As security environments evolve, the European Union (EU) has started a process of closer cooperation in security and defense — the main initiative of a Permanent Structured Cooperation on security and defense (PESCO), as outlined in the Treaty of the EU, Articles 42 (6) and 46, as well as Protocol 10. Through PESCO, EU member states have agreed to increase their effectiveness in addressing security challenges and in further integrating and strengthening defense cooperation within the EU framework.

Cooperation Through Binding Commitments

PESCO is a treaty-based framework and process that will deepen defense cooperation amongst EU member states capable and willing to do so. The framework strives to jointly develop defense capabilities and make them available for EU military operations, which will enhance the EU’s capacity as an international security actor and will maximize the effectiveness of defense spending. A total of 25 member states have decided to participate in PESCO.[1]

The difference between PESCO and other forms of cooperation is the legally binding nature of the commitments undertaken by the participating member states.
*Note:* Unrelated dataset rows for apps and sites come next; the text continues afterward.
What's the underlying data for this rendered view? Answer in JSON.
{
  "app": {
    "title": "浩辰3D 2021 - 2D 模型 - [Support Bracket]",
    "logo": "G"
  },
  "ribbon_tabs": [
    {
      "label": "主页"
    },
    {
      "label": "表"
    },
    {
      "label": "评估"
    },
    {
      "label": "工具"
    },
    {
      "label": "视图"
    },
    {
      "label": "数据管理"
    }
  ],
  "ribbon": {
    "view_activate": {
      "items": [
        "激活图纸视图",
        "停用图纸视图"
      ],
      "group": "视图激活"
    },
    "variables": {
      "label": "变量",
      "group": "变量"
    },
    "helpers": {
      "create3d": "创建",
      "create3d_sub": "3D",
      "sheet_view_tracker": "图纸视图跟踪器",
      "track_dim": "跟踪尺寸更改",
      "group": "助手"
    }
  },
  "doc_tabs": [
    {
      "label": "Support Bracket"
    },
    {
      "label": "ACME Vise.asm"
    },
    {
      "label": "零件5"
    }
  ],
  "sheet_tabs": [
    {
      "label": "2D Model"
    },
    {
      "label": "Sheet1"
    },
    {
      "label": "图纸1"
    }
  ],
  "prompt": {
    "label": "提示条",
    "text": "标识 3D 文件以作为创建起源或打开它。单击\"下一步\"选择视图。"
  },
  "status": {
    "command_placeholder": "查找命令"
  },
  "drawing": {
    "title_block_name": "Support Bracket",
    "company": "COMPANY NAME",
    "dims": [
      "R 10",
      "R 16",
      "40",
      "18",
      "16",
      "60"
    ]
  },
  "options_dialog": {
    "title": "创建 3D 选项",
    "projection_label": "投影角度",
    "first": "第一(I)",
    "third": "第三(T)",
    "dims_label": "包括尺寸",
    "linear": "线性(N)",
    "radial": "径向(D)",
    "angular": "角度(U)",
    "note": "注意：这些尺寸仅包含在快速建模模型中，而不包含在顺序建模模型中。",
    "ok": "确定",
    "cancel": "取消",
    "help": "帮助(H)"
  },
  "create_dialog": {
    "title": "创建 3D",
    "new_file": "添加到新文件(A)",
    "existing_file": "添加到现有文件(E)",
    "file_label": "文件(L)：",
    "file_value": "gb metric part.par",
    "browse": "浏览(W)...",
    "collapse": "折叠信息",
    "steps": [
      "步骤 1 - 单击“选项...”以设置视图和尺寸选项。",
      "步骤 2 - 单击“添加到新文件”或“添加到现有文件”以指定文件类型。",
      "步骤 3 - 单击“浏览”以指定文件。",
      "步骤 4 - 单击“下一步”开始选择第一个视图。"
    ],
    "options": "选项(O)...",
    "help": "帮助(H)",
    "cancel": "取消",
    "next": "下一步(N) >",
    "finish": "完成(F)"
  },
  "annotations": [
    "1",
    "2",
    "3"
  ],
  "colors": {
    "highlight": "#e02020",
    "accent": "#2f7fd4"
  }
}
The decision to participate was made voluntarily by each participating member state, and decision-making will remain in the hands of the participating member states.

PESCO is not meant to compete with NATO, but rather encourage cooperation and interconnect national armaments industries; e.g., EU member states are providing 178 different weapon systems, in comparison, the U.S. uses 30 (as of 2017).
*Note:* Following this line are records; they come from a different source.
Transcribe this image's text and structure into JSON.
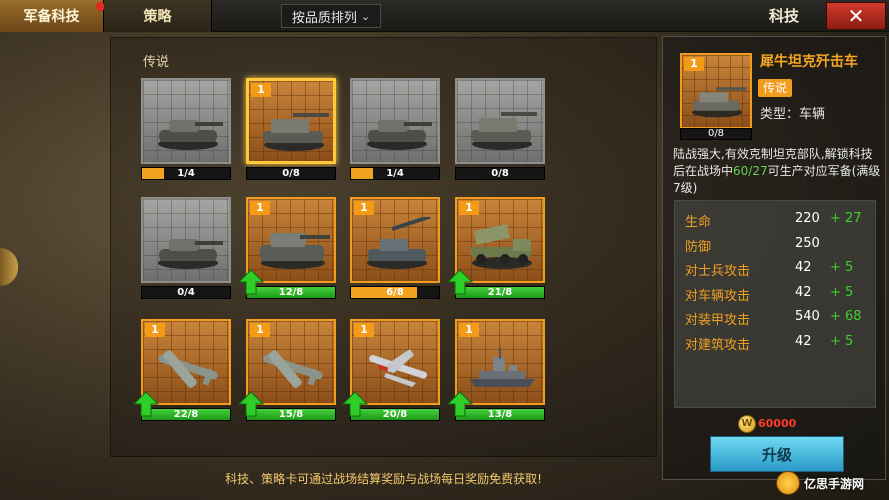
{
  "tabs": [
    {
      "label": "军备科技",
      "active": true,
      "has_notification": true
    },
    {
      "label": "策略",
      "active": false
    }
  ],
  "sort": {
    "label": "按品质排列"
  },
  "header_title": "科技",
  "section_title": "传说",
  "cards": [
    {
      "name": "tank-1",
      "progress_text": "1/4",
      "progress": 0.25,
      "level": null,
      "style": "gray",
      "upgradable": false,
      "selected": false,
      "icon": "tank"
    },
    {
      "name": "tank-2",
      "progress_text": "0/8",
      "progress": 0,
      "level": "1",
      "style": "orange",
      "upgradable": false,
      "selected": true,
      "icon": "tank-destroyer"
    },
    {
      "name": "tank-3",
      "progress_text": "1/4",
      "progress": 0.25,
      "level": null,
      "style": "gray",
      "upgradable": false,
      "selected": false,
      "icon": "tank"
    },
    {
      "name": "tank-4",
      "progress_text": "0/8",
      "progress": 0,
      "level": null,
      "style": "gray",
      "upgradable": false,
      "selected": false,
      "icon": "tank-destroyer"
    },
    {
      "name": "tank-5",
      "progress_text": "0/4",
      "progress": 0,
      "level": null,
      "style": "gray",
      "upgradable": false,
      "selected": false,
      "icon": "tank"
    },
    {
      "name": "tank-6",
      "progress_text": "12/8",
      "progress": 1,
      "level": "1",
      "style": "orange",
      "upgradable": true,
      "selected": false,
      "icon": "heavy-tank"
    },
    {
      "name": "tank-7",
      "progress_text": "6/8",
      "progress": 0.75,
      "level": "1",
      "style": "orange",
      "upgradable": false,
      "selected": false,
      "icon": "artillery"
    },
    {
      "name": "truck-8",
      "progress_text": "21/8",
      "progress": 1,
      "level": "1",
      "style": "orange",
      "upgradable": true,
      "selected": false,
      "icon": "rocket-truck"
    },
    {
      "name": "plane-9",
      "progress_text": "22/8",
      "progress": 1,
      "level": "1",
      "style": "orange",
      "upgradable": true,
      "selected": false,
      "icon": "bomber"
    },
    {
      "name": "plane-10",
      "progress_text": "15/8",
      "progress": 1,
      "level": "1",
      "style": "orange",
      "upgradable": true,
      "selected": false,
      "icon": "bomber"
    },
    {
      "name": "plane-11",
      "progress_text": "20/8",
      "progress": 1,
      "level": "1",
      "style": "orange",
      "upgradable": true,
      "selected": false,
      "icon": "jet"
    },
    {
      "name": "ship-12",
      "progress_text": "13/8",
      "progress": 1,
      "level": "1",
      "style": "orange",
      "upgradable": true,
      "selected": false,
      "icon": "battleship"
    }
  ],
  "tip": "科技、策略卡可通过战场结算奖励与战场每日奖励免费获取!",
  "detail": {
    "name": "犀牛坦克歼击车",
    "level": "1",
    "progress_text": "0/8",
    "rarity": "传说",
    "type": "类型：车辆",
    "desc_pre": "陆战强大,有效克制坦克部队,解锁科技后在战场中",
    "desc_highlight": "60/27",
    "desc_post": "可生产对应军备(满级7级)",
    "stats": [
      {
        "label": "生命",
        "value": "220",
        "bonus": "+ 27"
      },
      {
        "label": "防御",
        "value": "250",
        "bonus": ""
      },
      {
        "label": "对士兵攻击",
        "value": "42",
        "bonus": "+ 5"
      },
      {
        "label": "对车辆攻击",
        "value": "42",
        "bonus": "+ 5"
      },
      {
        "label": "对装甲攻击",
        "value": "540",
        "bonus": "+ 68"
      },
      {
        "label": "对建筑攻击",
        "value": "42",
        "bonus": "+ 5"
      }
    ],
    "cost_coin_label": "W",
    "cost": "60000",
    "upgrade_label": "升级"
  },
  "watermark": "亿思手游网",
  "colors": {
    "accent_orange": "#f29c1e",
    "bonus_green": "#3fce2c",
    "close_red": "#d23a2a",
    "upgrade_blue": "#2a9bc8"
  }
}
PESCO Projects

Currently 34 projects will be developed in the context of PESCO. The projects range from the establishment of a European Medical Command, an EU Training Mission Competence Centre, Cyber Rapid Response Teams, Mutual Assistance in Cyber Security, Military Disaster Relief, or an upgrade of Maritime Surveillance to the creation of an European Military Space Surveillance Awareness Network, a joint EU Intelligence School, specialized Helicopter Training, as well as co-basing, which would allow the joint use of national and overseas bases.

Each of the projects is carried forward by varying PESCO participating member states and is coordinated by one or more PESCO participating member states. The project members may agree among themselves to allow other participating member states to join as a project member or as a project observer.

Notable Projects within the PESCO Framework

Indirect Fire Support (EuroArtillery)

Slovakia, Italy

The Indirect Fire Support (EuroArtillery) will develop a mobile precision artillery platform, which would contribute to the EU’s combat capability requirement in military operations. This platform is expected to include land battle decisive ammunition, non-lethal ammunition, and a common fire control system for improving coordination and interoperability in multinational operations. This project aims at procuring a new capability/platform of a key mission component for land forces in the short to mid-term.

European Military Space Surveillance Awareness Network (EU-SSA-N)

Italy, France

The main scope of this project is to develop an autonomous, sovereign EU military SSA capability that is interoperable, integrated, and harmonized with the EU-SST framework initiative for the protection of European MS Space assets and services. It will also enable an appropriate response to natural and manmade threats.